◆ Exercise data ◆

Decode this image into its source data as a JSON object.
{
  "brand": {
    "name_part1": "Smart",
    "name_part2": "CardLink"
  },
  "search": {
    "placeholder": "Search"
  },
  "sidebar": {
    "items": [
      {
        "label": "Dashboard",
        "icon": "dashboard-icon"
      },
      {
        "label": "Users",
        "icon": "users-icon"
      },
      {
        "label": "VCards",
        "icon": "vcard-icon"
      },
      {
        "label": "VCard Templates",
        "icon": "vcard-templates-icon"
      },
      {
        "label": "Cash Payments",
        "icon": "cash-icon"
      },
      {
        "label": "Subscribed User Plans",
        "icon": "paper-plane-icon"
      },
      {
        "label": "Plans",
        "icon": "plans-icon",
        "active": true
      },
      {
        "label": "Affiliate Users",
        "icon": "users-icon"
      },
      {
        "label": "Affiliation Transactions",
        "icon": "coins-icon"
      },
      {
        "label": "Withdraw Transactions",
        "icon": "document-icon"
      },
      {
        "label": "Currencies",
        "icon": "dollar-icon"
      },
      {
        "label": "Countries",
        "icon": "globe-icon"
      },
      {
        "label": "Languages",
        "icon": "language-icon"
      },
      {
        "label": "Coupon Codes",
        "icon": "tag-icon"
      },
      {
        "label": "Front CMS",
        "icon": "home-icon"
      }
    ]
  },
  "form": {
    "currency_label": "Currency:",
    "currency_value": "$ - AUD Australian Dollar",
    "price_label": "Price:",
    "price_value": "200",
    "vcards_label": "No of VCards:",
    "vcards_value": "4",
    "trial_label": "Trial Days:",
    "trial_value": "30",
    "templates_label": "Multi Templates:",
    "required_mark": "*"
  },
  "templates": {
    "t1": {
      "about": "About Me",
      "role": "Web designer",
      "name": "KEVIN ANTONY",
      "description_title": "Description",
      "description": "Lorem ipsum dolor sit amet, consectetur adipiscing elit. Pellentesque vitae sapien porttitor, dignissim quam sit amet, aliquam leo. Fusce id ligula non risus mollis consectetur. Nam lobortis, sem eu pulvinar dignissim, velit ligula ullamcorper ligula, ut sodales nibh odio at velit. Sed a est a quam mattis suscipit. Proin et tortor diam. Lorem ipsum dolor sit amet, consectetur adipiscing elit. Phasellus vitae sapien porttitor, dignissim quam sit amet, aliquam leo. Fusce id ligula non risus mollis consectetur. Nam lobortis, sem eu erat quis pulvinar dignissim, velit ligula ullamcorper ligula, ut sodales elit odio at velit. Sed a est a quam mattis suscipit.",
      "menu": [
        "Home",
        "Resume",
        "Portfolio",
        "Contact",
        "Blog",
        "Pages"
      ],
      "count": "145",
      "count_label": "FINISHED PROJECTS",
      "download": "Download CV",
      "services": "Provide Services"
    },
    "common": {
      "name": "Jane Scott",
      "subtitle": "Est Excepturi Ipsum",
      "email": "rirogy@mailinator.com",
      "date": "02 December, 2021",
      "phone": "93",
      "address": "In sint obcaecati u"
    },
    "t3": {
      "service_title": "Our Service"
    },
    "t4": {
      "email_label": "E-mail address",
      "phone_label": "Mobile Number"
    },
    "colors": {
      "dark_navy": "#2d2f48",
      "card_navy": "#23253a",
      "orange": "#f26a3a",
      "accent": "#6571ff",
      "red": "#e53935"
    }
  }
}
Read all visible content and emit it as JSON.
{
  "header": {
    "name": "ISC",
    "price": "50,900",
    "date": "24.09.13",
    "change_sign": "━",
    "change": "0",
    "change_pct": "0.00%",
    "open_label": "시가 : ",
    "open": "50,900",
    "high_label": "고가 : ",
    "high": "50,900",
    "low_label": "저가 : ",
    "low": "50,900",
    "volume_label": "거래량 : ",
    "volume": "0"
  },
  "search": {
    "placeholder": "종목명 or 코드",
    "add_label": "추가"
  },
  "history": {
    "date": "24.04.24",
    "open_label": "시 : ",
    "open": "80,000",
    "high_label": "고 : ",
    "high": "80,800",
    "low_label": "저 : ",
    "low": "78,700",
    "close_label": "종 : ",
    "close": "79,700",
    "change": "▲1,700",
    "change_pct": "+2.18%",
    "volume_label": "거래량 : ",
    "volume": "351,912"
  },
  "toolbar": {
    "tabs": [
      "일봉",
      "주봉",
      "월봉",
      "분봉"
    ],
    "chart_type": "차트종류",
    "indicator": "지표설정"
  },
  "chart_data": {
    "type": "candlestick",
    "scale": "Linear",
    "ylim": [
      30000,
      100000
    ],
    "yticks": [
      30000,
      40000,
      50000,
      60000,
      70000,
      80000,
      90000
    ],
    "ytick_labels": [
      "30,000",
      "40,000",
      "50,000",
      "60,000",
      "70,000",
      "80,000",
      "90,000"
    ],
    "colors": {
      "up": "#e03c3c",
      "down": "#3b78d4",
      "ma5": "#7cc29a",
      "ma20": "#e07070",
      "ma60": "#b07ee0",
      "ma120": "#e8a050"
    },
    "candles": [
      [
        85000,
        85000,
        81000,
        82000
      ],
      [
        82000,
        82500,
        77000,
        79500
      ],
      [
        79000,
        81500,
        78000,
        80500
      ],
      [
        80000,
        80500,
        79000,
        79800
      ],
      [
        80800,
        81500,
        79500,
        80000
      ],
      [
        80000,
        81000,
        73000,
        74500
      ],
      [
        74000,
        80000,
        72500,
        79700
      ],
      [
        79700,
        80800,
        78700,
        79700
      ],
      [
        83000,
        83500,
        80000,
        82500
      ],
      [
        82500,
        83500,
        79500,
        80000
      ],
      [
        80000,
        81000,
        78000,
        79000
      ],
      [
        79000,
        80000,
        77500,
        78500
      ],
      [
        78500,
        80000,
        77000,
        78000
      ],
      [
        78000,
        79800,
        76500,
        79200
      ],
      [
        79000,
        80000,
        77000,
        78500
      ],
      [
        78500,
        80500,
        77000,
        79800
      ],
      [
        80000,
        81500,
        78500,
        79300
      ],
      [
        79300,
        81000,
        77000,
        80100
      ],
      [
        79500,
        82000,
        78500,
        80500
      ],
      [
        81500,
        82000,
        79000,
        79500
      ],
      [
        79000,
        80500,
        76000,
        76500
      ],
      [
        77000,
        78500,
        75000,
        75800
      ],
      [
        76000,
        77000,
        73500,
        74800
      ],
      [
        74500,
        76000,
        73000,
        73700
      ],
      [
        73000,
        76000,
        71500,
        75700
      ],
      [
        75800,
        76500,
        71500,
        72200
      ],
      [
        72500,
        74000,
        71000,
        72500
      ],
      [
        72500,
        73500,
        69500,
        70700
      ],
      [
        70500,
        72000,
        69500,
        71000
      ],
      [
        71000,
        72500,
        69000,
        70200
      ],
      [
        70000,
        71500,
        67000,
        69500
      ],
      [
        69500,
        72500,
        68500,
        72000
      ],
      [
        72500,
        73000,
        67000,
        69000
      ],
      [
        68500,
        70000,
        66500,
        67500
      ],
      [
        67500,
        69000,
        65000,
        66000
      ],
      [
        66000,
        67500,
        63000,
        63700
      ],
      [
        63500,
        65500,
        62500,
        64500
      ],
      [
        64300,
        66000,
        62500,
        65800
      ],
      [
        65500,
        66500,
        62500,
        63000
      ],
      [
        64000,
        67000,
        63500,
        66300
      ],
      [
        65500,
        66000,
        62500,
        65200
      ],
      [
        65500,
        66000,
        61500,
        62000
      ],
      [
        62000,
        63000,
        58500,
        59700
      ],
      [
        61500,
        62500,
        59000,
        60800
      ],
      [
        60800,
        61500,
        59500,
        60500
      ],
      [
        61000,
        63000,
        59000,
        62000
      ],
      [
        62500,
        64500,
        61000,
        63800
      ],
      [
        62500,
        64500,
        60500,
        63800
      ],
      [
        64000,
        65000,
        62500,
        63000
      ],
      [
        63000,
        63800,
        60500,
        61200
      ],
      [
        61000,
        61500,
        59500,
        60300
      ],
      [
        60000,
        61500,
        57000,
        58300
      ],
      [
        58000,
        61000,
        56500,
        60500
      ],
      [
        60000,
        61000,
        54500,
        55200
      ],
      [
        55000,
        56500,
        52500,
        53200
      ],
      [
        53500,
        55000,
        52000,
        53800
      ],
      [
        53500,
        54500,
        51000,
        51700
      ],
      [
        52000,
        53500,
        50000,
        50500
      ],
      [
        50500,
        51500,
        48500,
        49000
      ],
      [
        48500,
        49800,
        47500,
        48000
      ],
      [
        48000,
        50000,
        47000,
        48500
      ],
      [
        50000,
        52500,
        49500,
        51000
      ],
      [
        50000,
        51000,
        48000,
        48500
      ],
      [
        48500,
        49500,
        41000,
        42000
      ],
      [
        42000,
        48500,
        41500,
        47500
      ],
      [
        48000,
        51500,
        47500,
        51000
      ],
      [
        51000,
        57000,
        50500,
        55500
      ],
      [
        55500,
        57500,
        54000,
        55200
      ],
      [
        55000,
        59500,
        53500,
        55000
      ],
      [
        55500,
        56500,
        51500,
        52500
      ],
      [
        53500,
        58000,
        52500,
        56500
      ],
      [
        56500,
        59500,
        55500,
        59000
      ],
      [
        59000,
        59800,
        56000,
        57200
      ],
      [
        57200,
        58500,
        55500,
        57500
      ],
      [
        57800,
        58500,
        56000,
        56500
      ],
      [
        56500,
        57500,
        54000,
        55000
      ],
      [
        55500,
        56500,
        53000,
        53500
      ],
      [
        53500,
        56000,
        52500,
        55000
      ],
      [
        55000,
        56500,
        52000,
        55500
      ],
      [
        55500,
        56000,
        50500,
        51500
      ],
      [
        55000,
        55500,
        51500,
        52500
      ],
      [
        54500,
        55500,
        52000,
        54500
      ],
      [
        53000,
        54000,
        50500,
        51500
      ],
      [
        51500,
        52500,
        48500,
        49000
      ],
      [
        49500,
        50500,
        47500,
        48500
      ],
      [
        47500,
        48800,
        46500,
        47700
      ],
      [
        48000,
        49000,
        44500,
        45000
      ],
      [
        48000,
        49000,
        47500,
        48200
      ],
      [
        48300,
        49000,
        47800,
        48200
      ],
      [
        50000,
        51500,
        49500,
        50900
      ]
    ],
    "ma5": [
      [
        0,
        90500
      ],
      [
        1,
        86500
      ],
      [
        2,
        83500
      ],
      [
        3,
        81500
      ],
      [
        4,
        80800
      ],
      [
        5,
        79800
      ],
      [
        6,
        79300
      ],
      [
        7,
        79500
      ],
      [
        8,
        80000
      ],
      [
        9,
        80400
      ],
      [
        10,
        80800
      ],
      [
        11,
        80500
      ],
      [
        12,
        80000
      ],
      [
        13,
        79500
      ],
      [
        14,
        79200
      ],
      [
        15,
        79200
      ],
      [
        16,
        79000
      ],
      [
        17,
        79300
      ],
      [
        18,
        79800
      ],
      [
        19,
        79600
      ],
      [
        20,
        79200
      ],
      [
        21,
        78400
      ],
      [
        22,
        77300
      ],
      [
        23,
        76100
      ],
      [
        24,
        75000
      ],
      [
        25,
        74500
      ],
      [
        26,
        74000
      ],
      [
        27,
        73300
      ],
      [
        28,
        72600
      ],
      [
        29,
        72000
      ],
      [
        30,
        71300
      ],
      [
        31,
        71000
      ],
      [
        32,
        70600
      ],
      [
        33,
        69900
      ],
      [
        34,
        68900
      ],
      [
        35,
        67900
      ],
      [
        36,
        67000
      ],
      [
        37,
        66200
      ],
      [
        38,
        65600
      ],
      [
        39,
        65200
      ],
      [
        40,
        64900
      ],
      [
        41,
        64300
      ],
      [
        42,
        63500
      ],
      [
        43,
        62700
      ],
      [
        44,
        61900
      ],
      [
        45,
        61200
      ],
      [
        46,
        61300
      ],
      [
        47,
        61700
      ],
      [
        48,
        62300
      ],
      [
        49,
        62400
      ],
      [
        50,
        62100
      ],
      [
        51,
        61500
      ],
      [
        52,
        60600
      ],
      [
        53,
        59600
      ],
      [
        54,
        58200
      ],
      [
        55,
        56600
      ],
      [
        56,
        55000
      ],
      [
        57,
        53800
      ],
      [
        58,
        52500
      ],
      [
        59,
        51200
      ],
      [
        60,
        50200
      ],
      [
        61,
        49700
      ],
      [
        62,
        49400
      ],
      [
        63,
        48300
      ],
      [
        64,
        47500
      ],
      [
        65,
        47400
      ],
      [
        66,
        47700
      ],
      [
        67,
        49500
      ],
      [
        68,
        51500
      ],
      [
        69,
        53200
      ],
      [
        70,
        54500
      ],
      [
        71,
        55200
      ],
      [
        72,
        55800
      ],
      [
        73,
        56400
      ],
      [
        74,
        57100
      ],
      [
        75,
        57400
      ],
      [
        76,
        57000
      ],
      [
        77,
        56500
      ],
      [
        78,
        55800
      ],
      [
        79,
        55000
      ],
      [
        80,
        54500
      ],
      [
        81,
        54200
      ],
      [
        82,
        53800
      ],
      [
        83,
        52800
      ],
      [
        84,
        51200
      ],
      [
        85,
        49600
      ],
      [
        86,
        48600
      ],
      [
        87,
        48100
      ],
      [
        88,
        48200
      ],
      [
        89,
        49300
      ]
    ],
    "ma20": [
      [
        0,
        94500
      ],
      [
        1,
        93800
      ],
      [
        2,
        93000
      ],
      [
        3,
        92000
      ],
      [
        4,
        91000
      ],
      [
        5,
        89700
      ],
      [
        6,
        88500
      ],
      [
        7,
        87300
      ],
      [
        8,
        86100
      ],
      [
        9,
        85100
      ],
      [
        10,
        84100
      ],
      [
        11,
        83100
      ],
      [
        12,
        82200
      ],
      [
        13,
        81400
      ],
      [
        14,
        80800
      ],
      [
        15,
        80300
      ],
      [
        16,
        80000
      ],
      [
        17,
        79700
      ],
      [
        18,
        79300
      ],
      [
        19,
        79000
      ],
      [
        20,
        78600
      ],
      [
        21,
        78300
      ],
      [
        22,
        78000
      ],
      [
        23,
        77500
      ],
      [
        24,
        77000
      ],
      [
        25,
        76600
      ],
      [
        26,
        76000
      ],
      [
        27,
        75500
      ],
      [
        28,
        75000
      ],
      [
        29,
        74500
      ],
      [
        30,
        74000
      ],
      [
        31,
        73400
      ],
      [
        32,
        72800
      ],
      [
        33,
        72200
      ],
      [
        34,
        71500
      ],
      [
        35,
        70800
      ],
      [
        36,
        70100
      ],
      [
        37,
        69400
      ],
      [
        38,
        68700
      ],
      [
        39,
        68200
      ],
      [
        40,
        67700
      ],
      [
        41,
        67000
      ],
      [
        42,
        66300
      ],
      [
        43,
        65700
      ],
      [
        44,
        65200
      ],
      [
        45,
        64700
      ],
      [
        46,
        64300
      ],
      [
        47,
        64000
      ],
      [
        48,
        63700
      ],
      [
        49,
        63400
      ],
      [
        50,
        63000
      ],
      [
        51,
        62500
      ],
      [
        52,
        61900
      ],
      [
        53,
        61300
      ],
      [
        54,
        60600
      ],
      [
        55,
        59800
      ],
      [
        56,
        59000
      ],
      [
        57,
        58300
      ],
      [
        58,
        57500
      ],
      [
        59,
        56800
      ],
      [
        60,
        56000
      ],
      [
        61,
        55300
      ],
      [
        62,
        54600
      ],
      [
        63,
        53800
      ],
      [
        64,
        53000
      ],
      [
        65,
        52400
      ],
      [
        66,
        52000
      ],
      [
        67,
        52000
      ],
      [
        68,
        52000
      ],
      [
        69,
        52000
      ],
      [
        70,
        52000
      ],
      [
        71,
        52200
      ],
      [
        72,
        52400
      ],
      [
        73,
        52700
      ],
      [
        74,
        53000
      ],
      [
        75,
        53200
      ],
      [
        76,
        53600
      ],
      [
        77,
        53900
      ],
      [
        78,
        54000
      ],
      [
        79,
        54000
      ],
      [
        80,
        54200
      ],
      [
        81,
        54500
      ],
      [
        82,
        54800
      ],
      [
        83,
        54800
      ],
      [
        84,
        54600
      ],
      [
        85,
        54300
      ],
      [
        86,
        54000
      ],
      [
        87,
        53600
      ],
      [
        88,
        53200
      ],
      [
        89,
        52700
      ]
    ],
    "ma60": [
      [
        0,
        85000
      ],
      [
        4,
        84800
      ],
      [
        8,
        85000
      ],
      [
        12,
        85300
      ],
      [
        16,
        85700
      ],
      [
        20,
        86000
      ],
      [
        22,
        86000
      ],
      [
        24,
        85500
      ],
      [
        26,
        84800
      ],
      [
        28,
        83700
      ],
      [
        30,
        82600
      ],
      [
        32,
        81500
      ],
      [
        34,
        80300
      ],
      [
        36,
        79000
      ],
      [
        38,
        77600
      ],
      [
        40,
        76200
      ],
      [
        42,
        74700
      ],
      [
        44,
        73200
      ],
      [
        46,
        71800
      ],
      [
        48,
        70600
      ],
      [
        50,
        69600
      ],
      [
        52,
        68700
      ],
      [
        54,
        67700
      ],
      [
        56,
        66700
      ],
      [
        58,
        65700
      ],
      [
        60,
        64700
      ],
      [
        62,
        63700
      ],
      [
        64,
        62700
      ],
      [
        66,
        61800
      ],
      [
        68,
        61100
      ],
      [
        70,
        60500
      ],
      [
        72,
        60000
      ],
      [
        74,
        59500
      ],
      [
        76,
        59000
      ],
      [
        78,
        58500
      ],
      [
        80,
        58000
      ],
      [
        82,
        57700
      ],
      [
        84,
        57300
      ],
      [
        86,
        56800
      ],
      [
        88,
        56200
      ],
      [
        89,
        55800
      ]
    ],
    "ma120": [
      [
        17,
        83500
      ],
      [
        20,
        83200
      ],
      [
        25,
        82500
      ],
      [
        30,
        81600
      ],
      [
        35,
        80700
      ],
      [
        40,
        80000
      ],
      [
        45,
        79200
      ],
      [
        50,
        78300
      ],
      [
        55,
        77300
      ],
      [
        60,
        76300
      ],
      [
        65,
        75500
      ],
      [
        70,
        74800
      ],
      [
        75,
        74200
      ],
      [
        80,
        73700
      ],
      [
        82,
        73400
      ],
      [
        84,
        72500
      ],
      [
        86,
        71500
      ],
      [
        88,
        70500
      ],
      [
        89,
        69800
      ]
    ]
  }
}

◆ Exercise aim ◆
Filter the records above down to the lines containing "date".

◆ Result ◆
      "date": "02 December, 2021",
    "date": "24.09.13",
    "date": "24.04.24",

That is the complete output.